* What the exercise asks *
Show all the lines in the data below that include the word "Village".

* Supplied data *
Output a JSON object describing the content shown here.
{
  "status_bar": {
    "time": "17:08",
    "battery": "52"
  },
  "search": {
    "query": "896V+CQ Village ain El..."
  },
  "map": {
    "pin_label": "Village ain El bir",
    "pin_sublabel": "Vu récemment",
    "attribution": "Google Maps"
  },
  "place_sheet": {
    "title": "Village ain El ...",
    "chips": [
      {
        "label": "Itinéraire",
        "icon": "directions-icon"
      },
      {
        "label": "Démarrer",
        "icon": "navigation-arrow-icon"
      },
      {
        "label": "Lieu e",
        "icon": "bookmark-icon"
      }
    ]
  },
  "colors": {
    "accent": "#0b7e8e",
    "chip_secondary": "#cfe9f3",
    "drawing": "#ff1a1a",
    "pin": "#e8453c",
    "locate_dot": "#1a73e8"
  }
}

* Answer to this problem *
    "query": "896V+CQ Village ain El..."
    "pin_label": "Village ain El bir",
    "title": "Village ain El ...",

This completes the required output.